The United Nations, which came under heavy fire for its failure to act swiftly on charges of sexual abuse by French troops in the Central African Republic (CAR) last year, has decided to set up an External Independent Review (EIR) to probe these allegations.
Leaked United Nations documents show high-level staff knew of abuses by soldiers in the Central African Republic and failed to act, all while planning the removal of U.N. whistleblower Anders Kompass.
A rising tide of sexual abuse in U.N. peacekeeping operations has triggered the launch of a high-level campaign to end the continued attacks on women and children and an urgent call for the creation of an independent commission of inquiry.
An internal United Nations expert report released Monday by the non-governmental organisation AIDS-Free World reveals serious contradictions in the U.N.’s reporting of sexual exploitation and abuse by U.N. peacekeepers.
When Secretary-General Ban Ki-moon named an international panel to review peacekeeping operations last October, the announcement was greeted with bitter criticism because it lacked even a semblance of gender balance: only three out of 14 members were women.

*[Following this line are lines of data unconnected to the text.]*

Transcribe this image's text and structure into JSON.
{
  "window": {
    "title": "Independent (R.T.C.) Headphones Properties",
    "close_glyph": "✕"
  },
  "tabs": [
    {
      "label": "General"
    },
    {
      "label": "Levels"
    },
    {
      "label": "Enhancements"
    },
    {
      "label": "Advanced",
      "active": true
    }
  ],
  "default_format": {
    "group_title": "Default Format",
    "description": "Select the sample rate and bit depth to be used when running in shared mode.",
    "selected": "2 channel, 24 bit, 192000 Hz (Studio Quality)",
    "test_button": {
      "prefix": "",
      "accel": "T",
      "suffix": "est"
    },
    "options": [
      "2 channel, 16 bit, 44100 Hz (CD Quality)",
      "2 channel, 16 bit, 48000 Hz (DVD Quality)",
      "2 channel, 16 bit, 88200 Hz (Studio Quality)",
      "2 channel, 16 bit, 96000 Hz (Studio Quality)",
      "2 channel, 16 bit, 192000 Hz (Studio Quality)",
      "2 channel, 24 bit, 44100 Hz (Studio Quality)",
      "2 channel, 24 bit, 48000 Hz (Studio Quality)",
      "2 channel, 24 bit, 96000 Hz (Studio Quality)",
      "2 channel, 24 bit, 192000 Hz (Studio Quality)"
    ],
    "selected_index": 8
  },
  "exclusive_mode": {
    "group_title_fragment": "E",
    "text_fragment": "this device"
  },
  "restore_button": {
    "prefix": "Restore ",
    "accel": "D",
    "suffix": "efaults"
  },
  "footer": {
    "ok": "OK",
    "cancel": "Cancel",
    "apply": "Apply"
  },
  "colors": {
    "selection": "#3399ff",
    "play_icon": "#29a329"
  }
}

Ongoing military conflicts in the strife-torn Middle East - specifically in Iraq, Syria, Libya and Palestine - have resulted in widespread civilian casualties, impacting heavily on the most vulnerable in besieged communities: women and children.